Records from a dataset:
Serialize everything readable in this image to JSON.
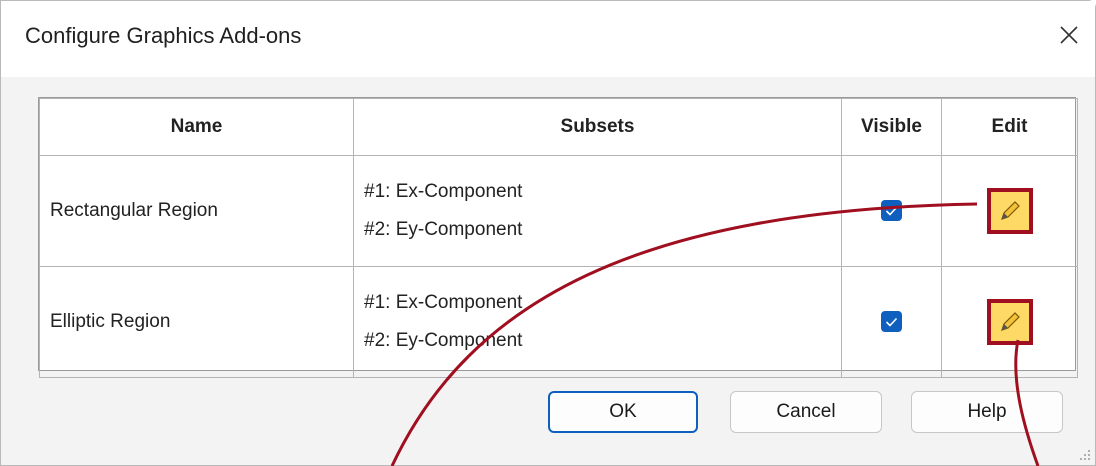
{
  "window": {
    "title": "Configure Graphics Add-ons"
  },
  "table": {
    "headers": {
      "name": "Name",
      "subsets": "Subsets",
      "visible": "Visible",
      "edit": "Edit"
    },
    "rows": [
      {
        "name": "Rectangular Region",
        "subsets": [
          "#1: Ex-Component",
          "#2: Ey-Component"
        ],
        "visible": true
      },
      {
        "name": "Elliptic Region",
        "subsets": [
          "#1: Ex-Component",
          "#2: Ey-Component"
        ],
        "visible": true
      }
    ]
  },
  "buttons": {
    "ok": "OK",
    "cancel": "Cancel",
    "help": "Help"
  },
  "colors": {
    "accent": "#0f5fbf",
    "highlight_border": "#a00f1f",
    "highlight_fill": "#ffd965",
    "annotation_line": "#a00f1f"
  }
}
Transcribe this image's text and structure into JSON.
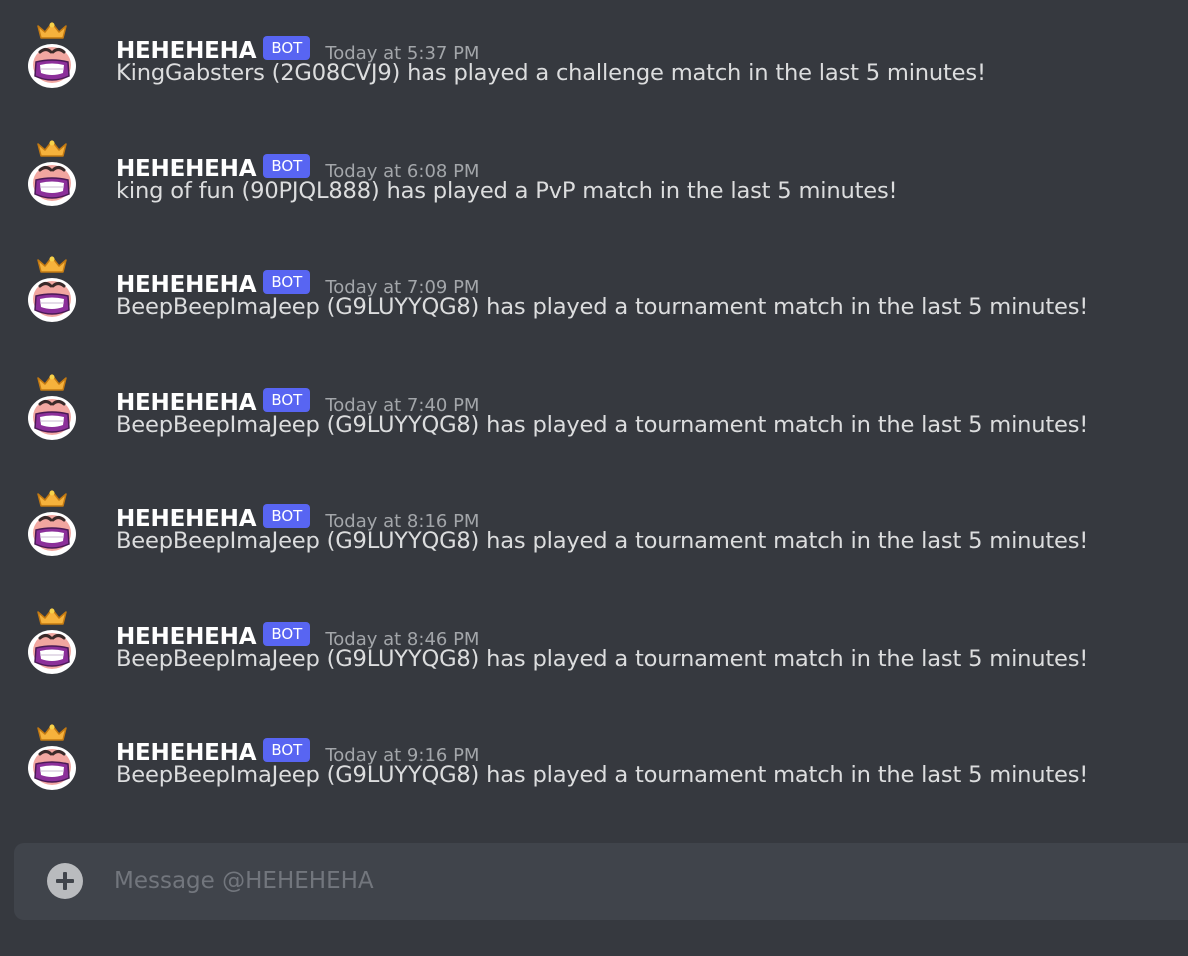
{
  "messages": [
    {
      "author": "HEHEHEHA",
      "tag": "BOT",
      "time": "Today at 5:37 PM",
      "text": "KingGabsters (2G08CVJ9) has played a challenge match in the last 5 minutes!"
    },
    {
      "author": "HEHEHEHA",
      "tag": "BOT",
      "time": "Today at 6:08 PM",
      "text": "king of fun (90PJQL888) has played a PvP match in the last 5 minutes!"
    },
    {
      "author": "HEHEHEHA",
      "tag": "BOT",
      "time": "Today at 7:09 PM",
      "text": "BeepBeepImaJeep (G9LUYYQG8) has played a tournament match in the last 5 minutes!"
    },
    {
      "author": "HEHEHEHA",
      "tag": "BOT",
      "time": "Today at 7:40 PM",
      "text": "BeepBeepImaJeep (G9LUYYQG8) has played a tournament match in the last 5 minutes!"
    },
    {
      "author": "HEHEHEHA",
      "tag": "BOT",
      "time": "Today at 8:16 PM",
      "text": "BeepBeepImaJeep (G9LUYYQG8) has played a tournament match in the last 5 minutes!"
    },
    {
      "author": "HEHEHEHA",
      "tag": "BOT",
      "time": "Today at 8:46 PM",
      "text": "BeepBeepImaJeep (G9LUYYQG8) has played a tournament match in the last 5 minutes!"
    },
    {
      "author": "HEHEHEHA",
      "tag": "BOT",
      "time": "Today at 9:16 PM",
      "text": "BeepBeepImaJeep (G9LUYYQG8) has played a tournament match in the last 5 minutes!"
    }
  ],
  "avatar_icon": "laughing-king-emote-icon",
  "composer": {
    "placeholder": "Message @HEHEHEHA",
    "value": "",
    "attach_icon": "plus-circle-icon"
  },
  "colors": {
    "background": "#36393f",
    "composer": "#40444b",
    "bot_tag": "#5865f2",
    "username": "#ffffff",
    "text": "#dcddde",
    "timestamp": "#a3a6aa"
  }
}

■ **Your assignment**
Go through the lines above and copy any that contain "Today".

■ **Solution to the problem**
      "time": "Today at 5:37 PM",
      "time": "Today at 6:08 PM",
      "time": "Today at 7:09 PM",
      "time": "Today at 7:40 PM",
      "time": "Today at 8:16 PM",
      "time": "Today at 8:46 PM",
      "time": "Today at 9:16 PM",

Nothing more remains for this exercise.